Alzheimer’s disease increasingly clarified
There is growing awareness and recognition of Alzheimer’s as a disease, rather than a part of normal aging. So thinks Professor Kaj Blennow of the University of Gothenburg, a leading researcher in the field. “Alzheimer’s Day is one way of building further on this," he says.
World Alzheimer's Day falls on September 21 annually. In various ways, attention is focused on the disease in Sweden and abroad, throughout the month. Alzheimer’s is our most common form of dementia, and the number of sufferers is rising.
Typical symptoms of Alzheimer's disease involve impacts on recent memory, language, thinking, concentration, and perception of time. Anxiety and depressive symptoms are also common, which also affect other people in the patient’s vicinity. Dementia is sometimes described as a “family illness.”
Dementia diseases are caused by parts of the brain being affected and impaired. The problems that arise depend on which part of the brain has suffered these effects. In Alzheimer’s, nerve cells in the memory center of the brain deteriorate at an early stage of the disease.
Tests in primary care
In Alzheimer’s, the protein beta-amyloid forms harmful clumps (“amyloid plaques”) in the brain. In addition, another protein, tau, changes and forms small, interlacing threads called tangles inside the nerve cells, which also contributes to the degeneration of these cells. Measuring these changes by means of biomarkers is a strong area of research at the University of Gothenburg.
Kaj Blennow, Professor of Neurochemistry at the Faculty of Medicine, Sahlgrenska Academy, and Chief Physician at Sahlgrenska University Hospital, comments.
“The most exciting thing we’ve worked on is developing methods for measuring phospho-tau, the protein found in tangles in Alzheimer’s. These tests work very well and can show, with great reliability, whether a patient has tangles and thus Alzheimer's. The idea is that they could serve as screening tests earlier on — in primary care, for example.”
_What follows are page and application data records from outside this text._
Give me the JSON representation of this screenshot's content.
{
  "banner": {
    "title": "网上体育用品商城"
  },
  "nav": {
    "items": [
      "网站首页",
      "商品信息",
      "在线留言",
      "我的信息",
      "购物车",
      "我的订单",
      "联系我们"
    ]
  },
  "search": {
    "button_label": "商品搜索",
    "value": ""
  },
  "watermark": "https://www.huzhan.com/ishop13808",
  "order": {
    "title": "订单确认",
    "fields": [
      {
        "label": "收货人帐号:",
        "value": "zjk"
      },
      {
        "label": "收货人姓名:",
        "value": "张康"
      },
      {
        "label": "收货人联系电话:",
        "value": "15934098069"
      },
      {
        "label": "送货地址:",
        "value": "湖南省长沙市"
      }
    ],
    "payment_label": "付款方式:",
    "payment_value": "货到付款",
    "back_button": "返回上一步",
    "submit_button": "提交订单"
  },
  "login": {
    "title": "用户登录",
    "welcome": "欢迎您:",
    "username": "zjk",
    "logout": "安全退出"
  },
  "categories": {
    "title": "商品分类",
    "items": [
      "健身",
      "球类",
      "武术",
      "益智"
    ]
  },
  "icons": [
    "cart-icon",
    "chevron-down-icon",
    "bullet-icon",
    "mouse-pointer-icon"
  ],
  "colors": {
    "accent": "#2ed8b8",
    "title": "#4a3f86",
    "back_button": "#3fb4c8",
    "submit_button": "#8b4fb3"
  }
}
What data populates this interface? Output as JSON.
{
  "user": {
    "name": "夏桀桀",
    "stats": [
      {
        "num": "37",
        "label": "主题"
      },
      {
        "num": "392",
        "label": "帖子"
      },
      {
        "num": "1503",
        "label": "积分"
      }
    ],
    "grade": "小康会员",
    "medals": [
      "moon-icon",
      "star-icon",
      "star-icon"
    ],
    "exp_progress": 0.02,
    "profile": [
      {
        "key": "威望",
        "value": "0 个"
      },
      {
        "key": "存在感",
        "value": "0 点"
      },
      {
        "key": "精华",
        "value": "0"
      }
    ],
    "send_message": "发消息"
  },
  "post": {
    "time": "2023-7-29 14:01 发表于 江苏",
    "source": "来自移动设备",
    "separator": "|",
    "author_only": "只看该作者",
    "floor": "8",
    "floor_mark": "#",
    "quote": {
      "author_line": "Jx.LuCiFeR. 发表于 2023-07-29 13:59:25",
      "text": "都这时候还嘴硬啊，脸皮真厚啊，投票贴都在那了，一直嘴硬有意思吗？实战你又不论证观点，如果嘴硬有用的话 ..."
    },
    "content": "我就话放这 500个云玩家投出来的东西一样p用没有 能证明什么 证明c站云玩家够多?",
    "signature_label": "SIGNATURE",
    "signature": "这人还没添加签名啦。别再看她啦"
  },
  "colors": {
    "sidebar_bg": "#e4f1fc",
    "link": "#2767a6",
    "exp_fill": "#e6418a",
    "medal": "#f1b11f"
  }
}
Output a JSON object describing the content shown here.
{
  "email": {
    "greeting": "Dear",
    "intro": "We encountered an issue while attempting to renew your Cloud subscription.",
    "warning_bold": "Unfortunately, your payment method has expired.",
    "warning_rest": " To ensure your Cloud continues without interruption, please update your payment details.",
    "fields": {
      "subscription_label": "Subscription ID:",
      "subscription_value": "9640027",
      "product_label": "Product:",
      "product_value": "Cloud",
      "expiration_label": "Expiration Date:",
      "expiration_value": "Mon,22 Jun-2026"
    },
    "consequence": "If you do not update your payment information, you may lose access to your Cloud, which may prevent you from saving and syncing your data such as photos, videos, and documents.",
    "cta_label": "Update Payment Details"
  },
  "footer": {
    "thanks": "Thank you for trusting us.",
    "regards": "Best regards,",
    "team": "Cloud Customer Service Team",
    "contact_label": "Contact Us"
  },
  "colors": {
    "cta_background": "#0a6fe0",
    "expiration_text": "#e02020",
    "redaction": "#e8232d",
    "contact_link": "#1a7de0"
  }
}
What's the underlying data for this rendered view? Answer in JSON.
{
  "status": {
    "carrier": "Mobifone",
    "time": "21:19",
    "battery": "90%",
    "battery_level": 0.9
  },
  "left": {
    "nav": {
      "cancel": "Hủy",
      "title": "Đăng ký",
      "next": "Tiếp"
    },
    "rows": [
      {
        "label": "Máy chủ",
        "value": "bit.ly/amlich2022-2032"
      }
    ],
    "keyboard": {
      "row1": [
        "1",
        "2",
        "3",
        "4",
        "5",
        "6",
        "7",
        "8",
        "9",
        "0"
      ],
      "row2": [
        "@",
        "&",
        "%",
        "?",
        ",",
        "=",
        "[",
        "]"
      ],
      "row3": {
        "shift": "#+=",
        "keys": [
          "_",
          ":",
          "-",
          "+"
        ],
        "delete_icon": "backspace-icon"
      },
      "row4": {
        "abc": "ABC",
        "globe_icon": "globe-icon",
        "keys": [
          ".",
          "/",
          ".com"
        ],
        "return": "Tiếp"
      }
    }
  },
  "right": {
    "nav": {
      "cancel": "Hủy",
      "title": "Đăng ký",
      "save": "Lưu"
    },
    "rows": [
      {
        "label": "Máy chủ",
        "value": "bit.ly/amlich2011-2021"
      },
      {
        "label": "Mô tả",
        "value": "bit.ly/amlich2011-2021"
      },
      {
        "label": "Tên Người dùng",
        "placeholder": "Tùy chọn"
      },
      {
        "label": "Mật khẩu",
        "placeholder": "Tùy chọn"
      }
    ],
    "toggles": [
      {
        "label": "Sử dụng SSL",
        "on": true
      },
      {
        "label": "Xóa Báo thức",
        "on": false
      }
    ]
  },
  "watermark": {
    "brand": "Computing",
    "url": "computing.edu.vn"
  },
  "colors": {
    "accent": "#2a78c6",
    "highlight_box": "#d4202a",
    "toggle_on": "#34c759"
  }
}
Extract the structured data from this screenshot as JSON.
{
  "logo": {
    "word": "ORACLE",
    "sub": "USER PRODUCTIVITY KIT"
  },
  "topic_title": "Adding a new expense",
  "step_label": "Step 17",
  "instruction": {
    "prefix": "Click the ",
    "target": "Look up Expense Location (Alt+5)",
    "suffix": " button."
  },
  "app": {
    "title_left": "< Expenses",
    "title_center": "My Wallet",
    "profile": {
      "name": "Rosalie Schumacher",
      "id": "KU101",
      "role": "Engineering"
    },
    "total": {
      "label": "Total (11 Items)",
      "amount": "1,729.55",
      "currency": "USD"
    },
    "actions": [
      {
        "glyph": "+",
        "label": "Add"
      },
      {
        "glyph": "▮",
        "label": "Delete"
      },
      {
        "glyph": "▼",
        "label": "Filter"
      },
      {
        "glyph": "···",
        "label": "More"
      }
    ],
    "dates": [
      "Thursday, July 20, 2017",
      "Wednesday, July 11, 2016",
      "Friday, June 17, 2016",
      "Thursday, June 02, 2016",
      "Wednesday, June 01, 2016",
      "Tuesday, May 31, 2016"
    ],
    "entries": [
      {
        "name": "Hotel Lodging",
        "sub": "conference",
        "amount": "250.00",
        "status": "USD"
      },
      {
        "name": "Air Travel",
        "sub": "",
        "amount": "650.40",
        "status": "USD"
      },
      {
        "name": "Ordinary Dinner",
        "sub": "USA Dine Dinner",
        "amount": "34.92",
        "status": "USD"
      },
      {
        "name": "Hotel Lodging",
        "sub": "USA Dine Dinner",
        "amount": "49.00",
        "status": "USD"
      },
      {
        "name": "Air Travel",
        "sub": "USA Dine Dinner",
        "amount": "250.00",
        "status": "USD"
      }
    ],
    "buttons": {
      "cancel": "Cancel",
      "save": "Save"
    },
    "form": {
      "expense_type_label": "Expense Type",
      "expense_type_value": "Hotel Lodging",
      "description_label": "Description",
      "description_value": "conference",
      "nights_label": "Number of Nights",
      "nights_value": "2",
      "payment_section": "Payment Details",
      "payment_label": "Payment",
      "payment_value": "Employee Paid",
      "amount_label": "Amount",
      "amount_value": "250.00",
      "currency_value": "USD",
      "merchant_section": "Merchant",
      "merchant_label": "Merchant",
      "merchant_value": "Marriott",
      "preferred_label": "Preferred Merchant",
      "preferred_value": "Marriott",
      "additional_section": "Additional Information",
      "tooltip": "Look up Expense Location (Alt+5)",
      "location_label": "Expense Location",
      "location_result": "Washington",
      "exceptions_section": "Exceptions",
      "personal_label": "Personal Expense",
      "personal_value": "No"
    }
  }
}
By screening he means not extensive testing of asymptomatic groups, but testing of people who seek medical care because they have problems with, for example, their memory and speech ability.
“There, the tests could be used to see which patients can be referred to specialist clinics for more detailed investigation, and hopefully soon for treatment as well,” Blennow says.
Development of drugs to treat Alzheimer’s has brought both hopes and disappointments. This applies to the drug aducanumab, a monoclonal antibody, that was rapidly approved by the U.S. Food and Drug Administration (FDA) in summer 2021 and is now being evaluated by the equivalent EU organization, the European Medicines Agency (EMA).
The clinical benefit of aducanumab — that is, whether it alleviates the symptoms — has not yet been established, but it does reduce formation of amyloid plaques, one of the underlying processes of the disease.
“The quantity of plaques decreases significantly, and aducanumab is therefore termed ‘disease-modifying.’ This is a huge step forward, and there are several similar immunotherapies against amyloid that are in the final phase of testing and have already shown similar, very promising effects,” Blennow concludes.